in both Hoklo and ‘Amis versions, there is a stress on a kind of fatality. Sifon’s lyrics contain the line, “But as I am a man, I must become a fisherman, what can I do?” However, this fatality, connected broadly to transformations in Taiwan’s economy and the position of ‘Amis men as exploited laborers (Tu 2007: 120), clashes with settler temporalities and affects. The boat horn sounds far more than the narrative of heroic labor and futurity found in Tan’s version; it resonates with a broader sense of dispossession, of entire families moved to Takaw, houses abandoned in the niyaro’. Where there is futurity in Sifon’s version, it resonates with particularly ‘Amis experiences of place and kinship
The ethical commitments voiced here remain distinct even if we sing Sifon’s version from Tan’s karaoke track

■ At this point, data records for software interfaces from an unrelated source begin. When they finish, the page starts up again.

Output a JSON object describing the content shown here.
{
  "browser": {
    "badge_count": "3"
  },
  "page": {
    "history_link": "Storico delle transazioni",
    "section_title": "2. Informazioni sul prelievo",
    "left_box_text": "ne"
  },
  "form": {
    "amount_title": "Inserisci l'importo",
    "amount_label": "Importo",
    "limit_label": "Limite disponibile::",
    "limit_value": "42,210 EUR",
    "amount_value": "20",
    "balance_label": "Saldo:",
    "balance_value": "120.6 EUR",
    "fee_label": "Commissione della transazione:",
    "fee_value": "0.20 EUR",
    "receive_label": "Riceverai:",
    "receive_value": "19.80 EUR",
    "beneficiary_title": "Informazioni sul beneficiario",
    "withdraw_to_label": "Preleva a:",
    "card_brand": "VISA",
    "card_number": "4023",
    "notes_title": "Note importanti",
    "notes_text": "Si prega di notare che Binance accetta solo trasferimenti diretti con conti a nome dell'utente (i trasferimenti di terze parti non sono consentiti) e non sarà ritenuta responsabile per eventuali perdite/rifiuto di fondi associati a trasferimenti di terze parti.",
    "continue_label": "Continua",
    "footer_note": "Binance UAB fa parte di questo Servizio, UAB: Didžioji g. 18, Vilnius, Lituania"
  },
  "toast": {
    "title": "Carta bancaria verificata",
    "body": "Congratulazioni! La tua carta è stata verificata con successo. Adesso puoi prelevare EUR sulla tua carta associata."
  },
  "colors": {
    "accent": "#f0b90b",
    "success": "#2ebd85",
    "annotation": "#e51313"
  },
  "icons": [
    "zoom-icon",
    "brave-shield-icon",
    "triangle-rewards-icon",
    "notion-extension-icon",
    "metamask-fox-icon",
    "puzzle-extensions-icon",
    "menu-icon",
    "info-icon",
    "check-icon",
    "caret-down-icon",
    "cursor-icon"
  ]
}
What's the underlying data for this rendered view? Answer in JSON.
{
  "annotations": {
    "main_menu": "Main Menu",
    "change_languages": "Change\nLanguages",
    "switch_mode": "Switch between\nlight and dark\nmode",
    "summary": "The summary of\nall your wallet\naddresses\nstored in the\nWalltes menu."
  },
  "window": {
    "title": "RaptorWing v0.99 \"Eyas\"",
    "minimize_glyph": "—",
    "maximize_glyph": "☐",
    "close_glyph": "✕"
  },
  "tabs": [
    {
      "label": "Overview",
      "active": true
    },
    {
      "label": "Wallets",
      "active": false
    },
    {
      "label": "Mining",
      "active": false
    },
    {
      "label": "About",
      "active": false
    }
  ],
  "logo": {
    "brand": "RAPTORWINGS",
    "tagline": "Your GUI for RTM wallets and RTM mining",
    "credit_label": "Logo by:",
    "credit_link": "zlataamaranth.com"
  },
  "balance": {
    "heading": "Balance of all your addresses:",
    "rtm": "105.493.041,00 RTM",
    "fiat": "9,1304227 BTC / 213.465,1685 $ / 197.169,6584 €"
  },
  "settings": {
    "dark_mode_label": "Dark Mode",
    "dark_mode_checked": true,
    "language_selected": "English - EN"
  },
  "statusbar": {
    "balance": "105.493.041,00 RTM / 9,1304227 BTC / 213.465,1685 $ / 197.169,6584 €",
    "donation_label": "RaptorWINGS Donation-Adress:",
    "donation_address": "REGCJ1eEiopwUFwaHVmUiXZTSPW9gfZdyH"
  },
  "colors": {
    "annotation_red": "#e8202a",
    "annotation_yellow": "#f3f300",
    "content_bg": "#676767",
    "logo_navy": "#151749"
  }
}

interplay between address and boat horn creates this space. In its exteriority of address, Sifon’s ‘Amis version amplifies the boat horn as a social atmosphere, or at least a household one. Unlike Tan’s version, the boat horn does not augment the interiority of the song’s address to interpellate listeners as the misunderstood and suffering (picheng) subject of Hoklo popular music. It situates the boat horn in strategies of household reproduction that require men but that remain, in spite of colonial arrogation of kinship reckoning, largely matrifocal